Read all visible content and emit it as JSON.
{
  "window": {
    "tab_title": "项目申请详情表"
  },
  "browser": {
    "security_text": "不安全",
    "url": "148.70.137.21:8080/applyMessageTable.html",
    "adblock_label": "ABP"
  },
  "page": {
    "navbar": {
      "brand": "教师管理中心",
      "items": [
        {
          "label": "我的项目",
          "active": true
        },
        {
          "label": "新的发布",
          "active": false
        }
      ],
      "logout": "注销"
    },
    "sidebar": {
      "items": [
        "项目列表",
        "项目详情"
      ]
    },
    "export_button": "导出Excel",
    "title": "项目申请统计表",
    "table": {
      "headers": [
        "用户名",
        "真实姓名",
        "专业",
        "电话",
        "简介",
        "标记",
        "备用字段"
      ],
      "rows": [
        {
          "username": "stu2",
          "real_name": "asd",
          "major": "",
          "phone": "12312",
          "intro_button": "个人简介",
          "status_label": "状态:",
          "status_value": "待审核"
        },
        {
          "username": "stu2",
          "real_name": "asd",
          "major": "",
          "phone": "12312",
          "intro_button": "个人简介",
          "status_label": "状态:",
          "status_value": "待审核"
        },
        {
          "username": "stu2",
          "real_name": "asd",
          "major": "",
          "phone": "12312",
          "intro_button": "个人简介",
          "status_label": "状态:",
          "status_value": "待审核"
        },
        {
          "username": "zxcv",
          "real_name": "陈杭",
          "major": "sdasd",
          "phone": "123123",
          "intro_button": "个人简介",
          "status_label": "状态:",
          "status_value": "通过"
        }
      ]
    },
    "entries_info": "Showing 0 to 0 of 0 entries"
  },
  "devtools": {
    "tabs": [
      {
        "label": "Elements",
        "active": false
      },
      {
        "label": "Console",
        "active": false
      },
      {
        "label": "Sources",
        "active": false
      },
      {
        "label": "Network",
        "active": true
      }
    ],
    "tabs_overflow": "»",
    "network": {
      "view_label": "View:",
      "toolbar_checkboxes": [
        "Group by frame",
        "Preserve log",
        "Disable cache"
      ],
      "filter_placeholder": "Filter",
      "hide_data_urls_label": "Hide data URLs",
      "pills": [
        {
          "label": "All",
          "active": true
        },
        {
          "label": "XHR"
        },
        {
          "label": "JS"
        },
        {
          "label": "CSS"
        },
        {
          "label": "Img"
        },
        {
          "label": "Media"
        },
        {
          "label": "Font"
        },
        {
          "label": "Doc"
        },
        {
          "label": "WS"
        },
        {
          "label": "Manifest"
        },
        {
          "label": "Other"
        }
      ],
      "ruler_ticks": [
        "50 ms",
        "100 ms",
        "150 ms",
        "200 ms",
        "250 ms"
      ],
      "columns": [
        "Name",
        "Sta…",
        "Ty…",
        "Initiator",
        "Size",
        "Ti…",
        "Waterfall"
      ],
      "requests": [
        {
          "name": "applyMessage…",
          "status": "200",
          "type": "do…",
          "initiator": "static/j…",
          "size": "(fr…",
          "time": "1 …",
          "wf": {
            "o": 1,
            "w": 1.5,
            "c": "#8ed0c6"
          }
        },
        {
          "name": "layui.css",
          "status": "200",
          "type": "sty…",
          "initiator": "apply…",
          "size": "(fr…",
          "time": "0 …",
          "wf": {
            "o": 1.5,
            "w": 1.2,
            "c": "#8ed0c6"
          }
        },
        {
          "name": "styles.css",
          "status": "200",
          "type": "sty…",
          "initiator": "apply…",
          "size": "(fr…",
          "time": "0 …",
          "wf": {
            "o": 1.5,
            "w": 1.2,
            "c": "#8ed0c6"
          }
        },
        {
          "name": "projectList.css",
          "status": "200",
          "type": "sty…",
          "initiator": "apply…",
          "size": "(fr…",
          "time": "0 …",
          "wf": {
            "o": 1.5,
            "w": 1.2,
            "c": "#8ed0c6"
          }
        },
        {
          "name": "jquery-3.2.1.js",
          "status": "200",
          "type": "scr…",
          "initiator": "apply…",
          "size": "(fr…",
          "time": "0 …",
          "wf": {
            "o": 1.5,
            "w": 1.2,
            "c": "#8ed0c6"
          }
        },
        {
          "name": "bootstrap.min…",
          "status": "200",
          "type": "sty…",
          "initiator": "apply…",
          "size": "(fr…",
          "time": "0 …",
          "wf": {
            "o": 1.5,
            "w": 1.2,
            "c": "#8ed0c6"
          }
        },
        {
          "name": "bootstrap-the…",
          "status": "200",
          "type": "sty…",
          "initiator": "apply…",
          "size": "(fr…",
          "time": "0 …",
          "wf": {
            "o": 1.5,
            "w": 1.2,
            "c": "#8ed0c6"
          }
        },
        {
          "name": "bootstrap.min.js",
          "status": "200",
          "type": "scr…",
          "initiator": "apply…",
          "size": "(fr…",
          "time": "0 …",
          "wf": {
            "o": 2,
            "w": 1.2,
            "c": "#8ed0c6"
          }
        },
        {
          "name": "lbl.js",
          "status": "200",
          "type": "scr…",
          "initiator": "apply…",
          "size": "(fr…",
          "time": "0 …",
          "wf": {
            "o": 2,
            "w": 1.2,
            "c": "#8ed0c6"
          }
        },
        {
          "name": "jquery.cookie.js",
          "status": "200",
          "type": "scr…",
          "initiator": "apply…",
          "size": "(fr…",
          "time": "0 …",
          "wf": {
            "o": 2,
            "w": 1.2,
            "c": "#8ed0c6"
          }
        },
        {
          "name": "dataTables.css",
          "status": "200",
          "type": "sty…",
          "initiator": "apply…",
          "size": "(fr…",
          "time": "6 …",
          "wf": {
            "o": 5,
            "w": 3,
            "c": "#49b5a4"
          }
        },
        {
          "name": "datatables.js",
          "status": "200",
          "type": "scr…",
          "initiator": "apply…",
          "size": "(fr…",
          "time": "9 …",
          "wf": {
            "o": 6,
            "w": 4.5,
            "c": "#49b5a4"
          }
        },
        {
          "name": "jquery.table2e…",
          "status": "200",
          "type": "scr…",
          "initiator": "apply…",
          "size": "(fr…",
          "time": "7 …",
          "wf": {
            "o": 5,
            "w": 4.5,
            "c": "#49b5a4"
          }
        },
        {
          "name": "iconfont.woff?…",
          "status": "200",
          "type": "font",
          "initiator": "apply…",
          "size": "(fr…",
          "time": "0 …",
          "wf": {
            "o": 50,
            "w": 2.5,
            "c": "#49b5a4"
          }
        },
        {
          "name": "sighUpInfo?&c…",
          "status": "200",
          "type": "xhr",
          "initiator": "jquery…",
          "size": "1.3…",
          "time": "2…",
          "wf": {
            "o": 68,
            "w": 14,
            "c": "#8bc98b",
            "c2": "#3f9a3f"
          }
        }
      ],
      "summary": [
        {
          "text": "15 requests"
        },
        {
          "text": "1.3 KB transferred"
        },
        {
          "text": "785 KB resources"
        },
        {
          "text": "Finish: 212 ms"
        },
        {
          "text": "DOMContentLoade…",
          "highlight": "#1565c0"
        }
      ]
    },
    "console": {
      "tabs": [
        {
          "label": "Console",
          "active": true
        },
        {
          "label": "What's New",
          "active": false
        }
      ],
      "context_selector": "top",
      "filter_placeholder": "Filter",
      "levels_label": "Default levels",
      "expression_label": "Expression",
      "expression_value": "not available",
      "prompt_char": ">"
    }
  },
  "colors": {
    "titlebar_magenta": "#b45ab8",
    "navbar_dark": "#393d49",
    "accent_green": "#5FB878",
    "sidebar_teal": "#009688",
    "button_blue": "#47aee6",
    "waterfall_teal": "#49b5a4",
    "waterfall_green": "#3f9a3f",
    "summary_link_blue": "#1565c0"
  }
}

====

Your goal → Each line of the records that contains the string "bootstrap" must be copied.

Answer section →
          "name": "bootstrap.min…",
          "name": "bootstrap-the…",
          "name": "bootstrap.min.js",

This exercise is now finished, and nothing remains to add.